Page and application data records
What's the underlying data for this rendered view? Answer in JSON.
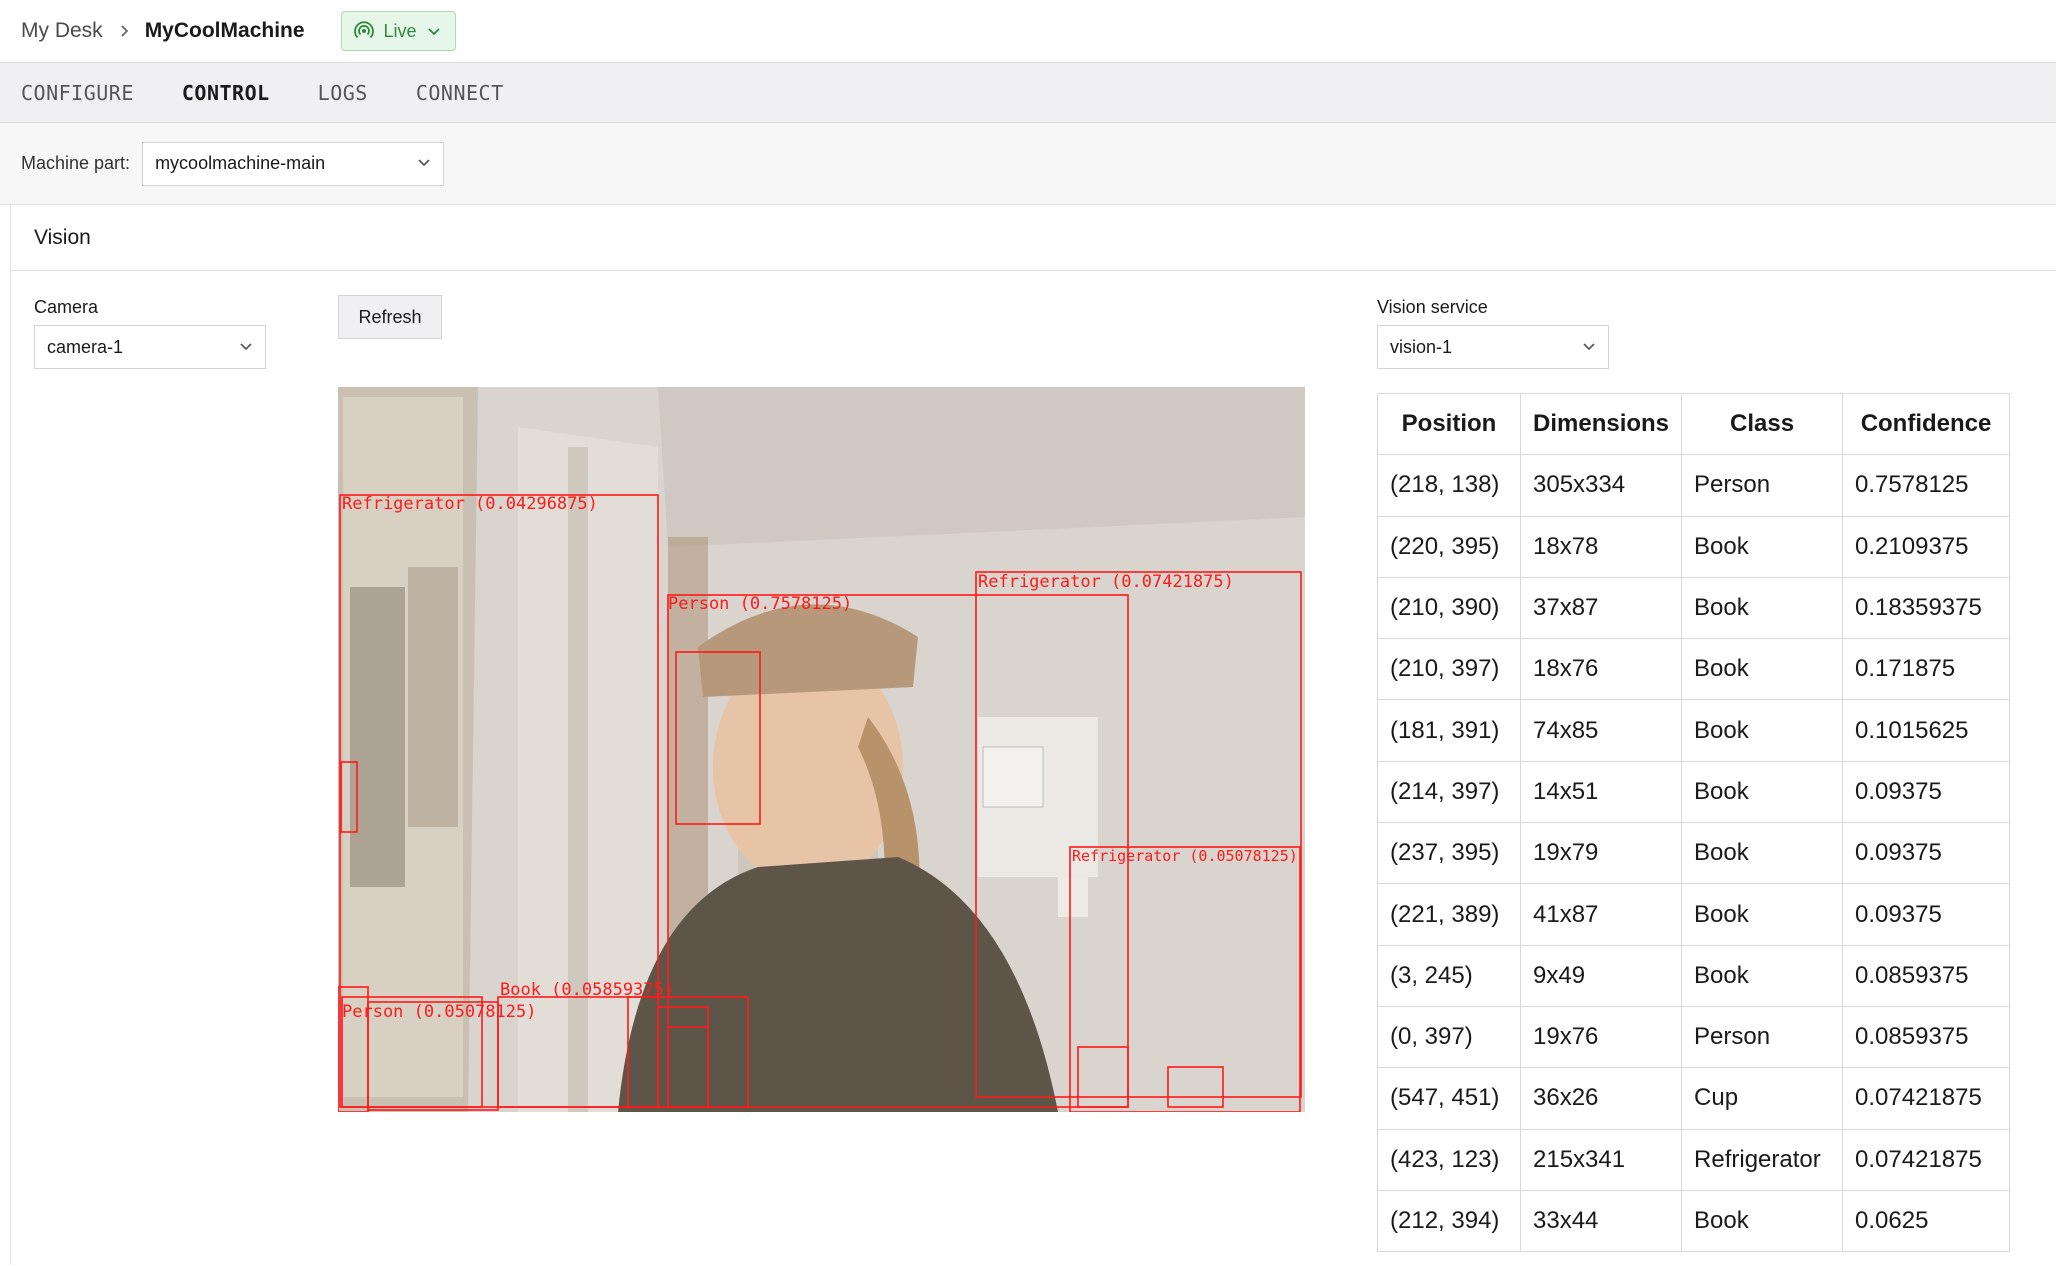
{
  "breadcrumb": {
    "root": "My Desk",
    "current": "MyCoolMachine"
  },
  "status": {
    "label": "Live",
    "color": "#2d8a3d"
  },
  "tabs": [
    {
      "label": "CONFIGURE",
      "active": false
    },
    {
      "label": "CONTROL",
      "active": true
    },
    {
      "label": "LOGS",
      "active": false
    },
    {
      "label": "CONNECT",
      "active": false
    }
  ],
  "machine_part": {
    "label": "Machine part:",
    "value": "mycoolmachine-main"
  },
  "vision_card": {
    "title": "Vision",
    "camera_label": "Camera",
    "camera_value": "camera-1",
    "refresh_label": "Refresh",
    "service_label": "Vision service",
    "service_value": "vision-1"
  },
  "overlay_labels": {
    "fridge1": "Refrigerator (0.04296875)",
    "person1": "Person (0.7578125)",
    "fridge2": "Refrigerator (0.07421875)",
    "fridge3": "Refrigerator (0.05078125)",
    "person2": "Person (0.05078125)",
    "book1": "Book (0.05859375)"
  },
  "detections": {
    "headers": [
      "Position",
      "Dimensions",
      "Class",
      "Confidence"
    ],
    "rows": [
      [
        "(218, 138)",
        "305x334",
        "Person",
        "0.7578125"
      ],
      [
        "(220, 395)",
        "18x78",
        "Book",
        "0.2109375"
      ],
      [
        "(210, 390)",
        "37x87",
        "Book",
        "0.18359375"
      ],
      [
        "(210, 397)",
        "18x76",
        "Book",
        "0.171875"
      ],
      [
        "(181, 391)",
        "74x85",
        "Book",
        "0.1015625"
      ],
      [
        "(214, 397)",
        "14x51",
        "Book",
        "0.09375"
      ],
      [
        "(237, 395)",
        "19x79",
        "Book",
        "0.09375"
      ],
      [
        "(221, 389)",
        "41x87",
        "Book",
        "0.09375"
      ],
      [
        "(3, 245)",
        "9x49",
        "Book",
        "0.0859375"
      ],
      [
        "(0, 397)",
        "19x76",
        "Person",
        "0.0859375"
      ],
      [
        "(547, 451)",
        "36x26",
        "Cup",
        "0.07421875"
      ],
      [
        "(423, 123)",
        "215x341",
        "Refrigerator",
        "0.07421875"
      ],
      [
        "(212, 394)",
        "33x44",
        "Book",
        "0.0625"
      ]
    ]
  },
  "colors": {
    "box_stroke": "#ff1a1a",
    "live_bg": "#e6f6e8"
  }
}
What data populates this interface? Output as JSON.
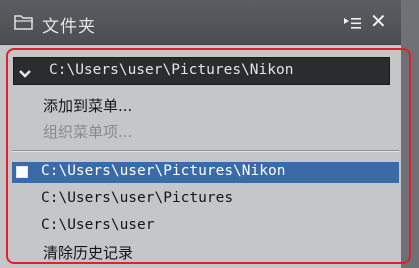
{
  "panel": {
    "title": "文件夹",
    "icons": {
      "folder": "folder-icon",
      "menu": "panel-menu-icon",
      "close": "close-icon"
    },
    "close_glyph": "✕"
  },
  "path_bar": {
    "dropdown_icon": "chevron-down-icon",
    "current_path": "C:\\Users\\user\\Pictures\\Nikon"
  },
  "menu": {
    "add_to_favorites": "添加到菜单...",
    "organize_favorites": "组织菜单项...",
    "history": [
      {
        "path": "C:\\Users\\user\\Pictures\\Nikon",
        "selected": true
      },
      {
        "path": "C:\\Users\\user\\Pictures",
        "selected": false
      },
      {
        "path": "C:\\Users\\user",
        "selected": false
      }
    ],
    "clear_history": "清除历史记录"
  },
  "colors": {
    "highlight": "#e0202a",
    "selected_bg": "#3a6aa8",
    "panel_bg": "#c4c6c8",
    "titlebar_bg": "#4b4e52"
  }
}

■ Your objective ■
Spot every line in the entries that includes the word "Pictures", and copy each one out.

■ Expected output ■
    "current_path": "C:\\Users\\user\\Pictures\\Nikon"
        "path": "C:\\Users\\user\\Pictures\\Nikon",
        "path": "C:\\Users\\user\\Pictures",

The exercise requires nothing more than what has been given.